▶ Problem: Give the entries again, exactly as written.

▶ Data to examine:
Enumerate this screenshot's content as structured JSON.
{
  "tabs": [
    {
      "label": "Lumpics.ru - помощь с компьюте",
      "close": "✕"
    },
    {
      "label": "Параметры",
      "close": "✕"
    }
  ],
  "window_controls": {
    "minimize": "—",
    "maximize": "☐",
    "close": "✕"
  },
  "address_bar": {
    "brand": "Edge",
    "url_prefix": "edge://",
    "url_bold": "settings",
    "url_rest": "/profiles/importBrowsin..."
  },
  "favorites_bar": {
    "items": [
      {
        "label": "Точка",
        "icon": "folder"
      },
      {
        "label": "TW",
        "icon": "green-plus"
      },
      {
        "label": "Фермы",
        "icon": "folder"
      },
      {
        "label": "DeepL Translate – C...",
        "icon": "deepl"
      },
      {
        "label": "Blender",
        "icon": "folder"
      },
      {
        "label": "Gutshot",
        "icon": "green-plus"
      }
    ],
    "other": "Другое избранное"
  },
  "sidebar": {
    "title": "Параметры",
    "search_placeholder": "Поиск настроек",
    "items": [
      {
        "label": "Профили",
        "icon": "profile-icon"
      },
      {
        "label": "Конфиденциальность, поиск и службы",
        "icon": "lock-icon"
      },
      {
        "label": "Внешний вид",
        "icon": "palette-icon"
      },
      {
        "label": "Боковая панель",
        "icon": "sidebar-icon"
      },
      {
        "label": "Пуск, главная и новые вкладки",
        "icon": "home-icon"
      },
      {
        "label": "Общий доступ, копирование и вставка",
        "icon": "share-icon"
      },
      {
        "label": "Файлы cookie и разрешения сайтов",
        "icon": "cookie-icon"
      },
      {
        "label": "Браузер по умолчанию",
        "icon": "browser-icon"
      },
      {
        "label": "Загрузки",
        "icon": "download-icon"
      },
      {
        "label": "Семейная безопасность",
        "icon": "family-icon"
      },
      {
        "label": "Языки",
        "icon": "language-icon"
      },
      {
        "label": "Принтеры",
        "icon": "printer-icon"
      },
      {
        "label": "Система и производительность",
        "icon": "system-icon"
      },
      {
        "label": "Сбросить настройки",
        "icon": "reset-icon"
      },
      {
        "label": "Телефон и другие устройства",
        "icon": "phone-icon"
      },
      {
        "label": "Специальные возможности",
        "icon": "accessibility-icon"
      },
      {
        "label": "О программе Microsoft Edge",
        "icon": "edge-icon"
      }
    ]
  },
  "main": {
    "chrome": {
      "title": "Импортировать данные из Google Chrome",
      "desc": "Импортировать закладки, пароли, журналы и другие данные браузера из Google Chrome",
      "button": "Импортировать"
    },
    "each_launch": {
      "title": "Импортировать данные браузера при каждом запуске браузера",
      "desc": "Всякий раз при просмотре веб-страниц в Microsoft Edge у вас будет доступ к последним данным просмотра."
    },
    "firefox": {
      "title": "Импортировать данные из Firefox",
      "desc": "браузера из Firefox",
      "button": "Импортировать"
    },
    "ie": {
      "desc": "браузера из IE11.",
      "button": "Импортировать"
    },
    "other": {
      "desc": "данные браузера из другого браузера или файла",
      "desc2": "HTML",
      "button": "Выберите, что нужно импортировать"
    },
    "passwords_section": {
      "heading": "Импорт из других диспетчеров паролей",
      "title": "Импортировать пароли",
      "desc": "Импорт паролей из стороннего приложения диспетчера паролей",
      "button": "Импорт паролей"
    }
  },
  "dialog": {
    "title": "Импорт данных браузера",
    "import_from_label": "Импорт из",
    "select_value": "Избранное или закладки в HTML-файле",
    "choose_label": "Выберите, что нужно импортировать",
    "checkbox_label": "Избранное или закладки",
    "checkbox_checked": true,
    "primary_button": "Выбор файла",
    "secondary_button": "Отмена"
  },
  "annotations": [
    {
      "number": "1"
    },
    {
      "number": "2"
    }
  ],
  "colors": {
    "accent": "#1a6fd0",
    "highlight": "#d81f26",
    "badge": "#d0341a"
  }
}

▶ Final answer:
Enumerate this screenshot's content as structured JSON.
{
  "tabs": [
    {
      "label": "Lumpics.ru - помощь с компьюте",
      "close": "✕"
    },
    {
      "label": "Параметры",
      "close": "✕"
    }
  ],
  "window_controls": {
    "minimize": "—",
    "maximize": "☐",
    "close": "✕"
  },
  "address_bar": {
    "brand": "Edge",
    "url_prefix": "edge://",
    "url_bold": "settings",
    "url_rest": "/profiles/importBrowsin..."
  },
  "favorites_bar": {
    "items": [
      {
        "label": "Точка",
        "icon": "folder"
      },
      {
        "label": "TW",
        "icon": "green-plus"
      },
      {
        "label": "Фермы",
        "icon": "folder"
      },
      {
        "label": "DeepL Translate – C...",
        "icon": "deepl"
      },
      {
        "label": "Blender",
        "icon": "folder"
      },
      {
        "label": "Gutshot",
        "icon": "green-plus"
      }
    ],
    "other": "Другое избранное"
  },
  "sidebar": {
    "title": "Параметры",
    "search_placeholder": "Поиск настроек",
    "items": [
      {
        "label": "Профили",
        "icon": "profile-icon"
      },
      {
        "label": "Конфиденциальность, поиск и службы",
        "icon": "lock-icon"
      },
      {
        "label": "Внешний вид",
        "icon": "palette-icon"
      },
      {
        "label": "Боковая панель",
        "icon": "sidebar-icon"
      },
      {
        "label": "Пуск, главная и новые вкладки",
        "icon": "home-icon"
      },
      {
        "label": "Общий доступ, копирование и вставка",
        "icon": "share-icon"
      },
      {
        "label": "Файлы cookie и разрешения сайтов",
        "icon": "cookie-icon"
      },
      {
        "label": "Браузер по умолчанию",
        "icon": "browser-icon"
      },
      {
        "label": "Загрузки",
        "icon": "download-icon"
      },
      {
        "label": "Семейная безопасность",
        "icon": "family-icon"
      },
      {
        "label": "Языки",
        "icon": "language-icon"
      },
      {
        "label": "Принтеры",
        "icon": "printer-icon"
      },
      {
        "label": "Система и производительность",
        "icon": "system-icon"
      },
      {
        "label": "Сбросить настройки",
        "icon": "reset-icon"
      },
      {
        "label": "Телефон и другие устройства",
        "icon": "phone-icon"
      },
      {
        "label": "Специальные возможности",
        "icon": "accessibility-icon"
      },
      {
        "label": "О программе Microsoft Edge",
        "icon": "edge-icon"
      }
    ]
  },
  "main": {
    "chrome": {
      "title": "Импортировать данные из Google Chrome",
      "desc": "Импортировать закладки, пароли, журналы и другие данные браузера из Google Chrome",
      "button": "Импортировать"
    },
    "each_launch": {
      "title": "Импортировать данные браузера при каждом запуске браузера",
      "desc": "Всякий раз при просмотре веб-страниц в Microsoft Edge у вас будет доступ к последним данным просмотра."
    },
    "firefox": {
      "title": "Импортировать данные из Firefox",
      "desc": "браузера из Firefox",
      "button": "Импортировать"
    },
    "ie": {
      "desc": "браузера из IE11.",
      "button": "Импортировать"
    },
    "other": {
      "desc": "данные браузера из другого браузера или файла",
      "desc2": "HTML",
      "button": "Выберите, что нужно импортировать"
    },
    "passwords_section": {
      "heading": "Импорт из других диспетчеров паролей",
      "title": "Импортировать пароли",
      "desc": "Импорт паролей из стороннего приложения диспетчера паролей",
      "button": "Импорт паролей"
    }
  },
  "dialog": {
    "title": "Импорт данных браузера",
    "import_from_label": "Импорт из",
    "select_value": "Избранное или закладки в HTML-файле",
    "choose_label": "Выберите, что нужно импортировать",
    "checkbox_label": "Избранное или закладки",
    "checkbox_checked": true,
    "primary_button": "Выбор файла",
    "secondary_button": "Отмена"
  },
  "annotations": [
    {
      "number": "1"
    },
    {
      "number": "2"
    }
  ],
  "colors": {
    "accent": "#1a6fd0",
    "highlight": "#d81f26",
    "badge": "#d0341a"
  }
}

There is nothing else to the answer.